## EXERCISE DETAILS
Using the records that follow, work out the number of lines with the word "checked" in them; reply with that number only.

## EXCERPTED RECORDS
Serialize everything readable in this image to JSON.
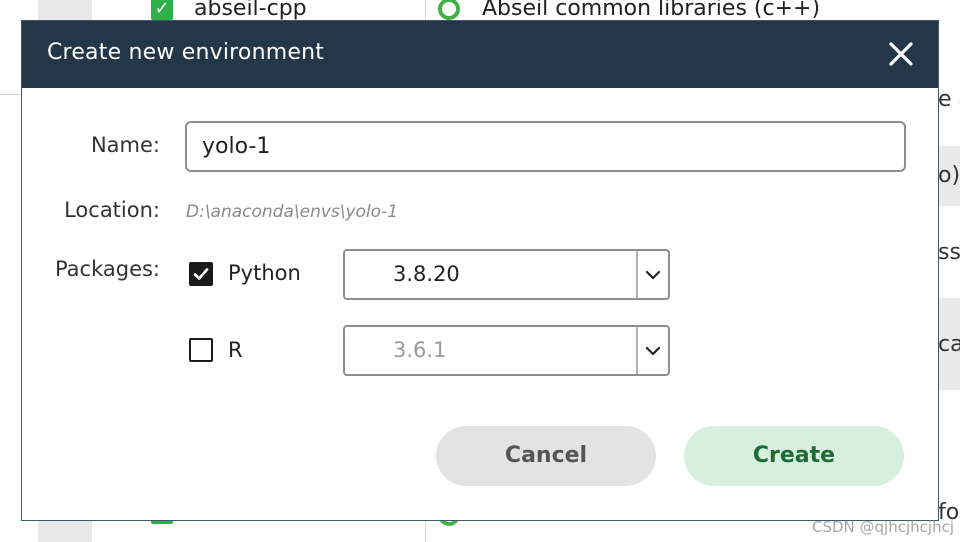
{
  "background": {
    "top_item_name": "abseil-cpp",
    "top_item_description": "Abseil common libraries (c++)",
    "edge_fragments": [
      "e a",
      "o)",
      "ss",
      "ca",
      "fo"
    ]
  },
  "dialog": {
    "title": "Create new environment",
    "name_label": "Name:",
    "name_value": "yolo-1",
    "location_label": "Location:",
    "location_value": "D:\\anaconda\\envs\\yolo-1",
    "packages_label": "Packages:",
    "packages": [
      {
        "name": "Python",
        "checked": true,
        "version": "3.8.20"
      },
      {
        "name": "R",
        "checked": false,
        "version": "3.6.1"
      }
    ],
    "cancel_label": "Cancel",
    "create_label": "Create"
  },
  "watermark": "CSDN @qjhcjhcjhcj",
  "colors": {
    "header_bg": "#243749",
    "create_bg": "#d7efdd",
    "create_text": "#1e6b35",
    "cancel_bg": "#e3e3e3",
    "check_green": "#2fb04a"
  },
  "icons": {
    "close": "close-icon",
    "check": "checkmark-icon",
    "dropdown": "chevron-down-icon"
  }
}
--
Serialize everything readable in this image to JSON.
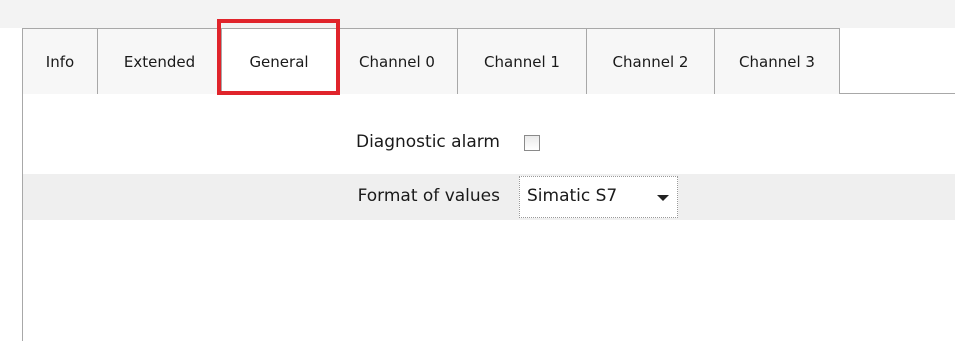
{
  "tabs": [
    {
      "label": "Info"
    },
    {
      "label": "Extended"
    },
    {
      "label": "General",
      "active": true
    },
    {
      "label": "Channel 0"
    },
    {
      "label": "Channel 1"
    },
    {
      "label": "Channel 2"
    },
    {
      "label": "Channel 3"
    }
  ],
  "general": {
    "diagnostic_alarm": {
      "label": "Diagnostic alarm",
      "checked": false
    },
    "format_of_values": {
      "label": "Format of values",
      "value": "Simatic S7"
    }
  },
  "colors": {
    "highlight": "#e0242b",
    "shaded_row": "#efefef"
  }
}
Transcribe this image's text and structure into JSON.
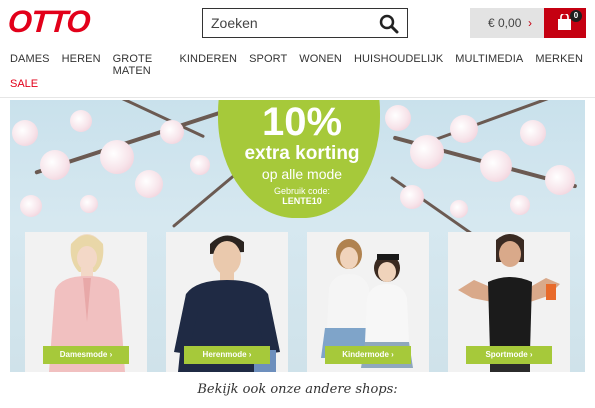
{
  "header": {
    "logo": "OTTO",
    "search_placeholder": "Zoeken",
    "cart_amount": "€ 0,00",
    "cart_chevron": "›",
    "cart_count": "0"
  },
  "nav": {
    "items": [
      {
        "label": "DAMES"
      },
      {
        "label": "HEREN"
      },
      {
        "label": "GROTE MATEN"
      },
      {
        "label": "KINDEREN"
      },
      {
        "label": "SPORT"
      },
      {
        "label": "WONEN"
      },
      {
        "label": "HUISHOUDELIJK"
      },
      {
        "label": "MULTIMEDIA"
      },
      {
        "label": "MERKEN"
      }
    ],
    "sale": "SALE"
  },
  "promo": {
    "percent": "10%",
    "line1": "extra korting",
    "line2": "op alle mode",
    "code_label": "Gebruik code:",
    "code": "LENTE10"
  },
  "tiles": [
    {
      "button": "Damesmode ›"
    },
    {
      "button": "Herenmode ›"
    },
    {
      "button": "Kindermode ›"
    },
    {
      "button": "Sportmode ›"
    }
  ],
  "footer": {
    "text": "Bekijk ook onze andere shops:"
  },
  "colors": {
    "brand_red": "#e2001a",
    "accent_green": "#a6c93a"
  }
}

## SOLUTION TO THE PROBLEM
3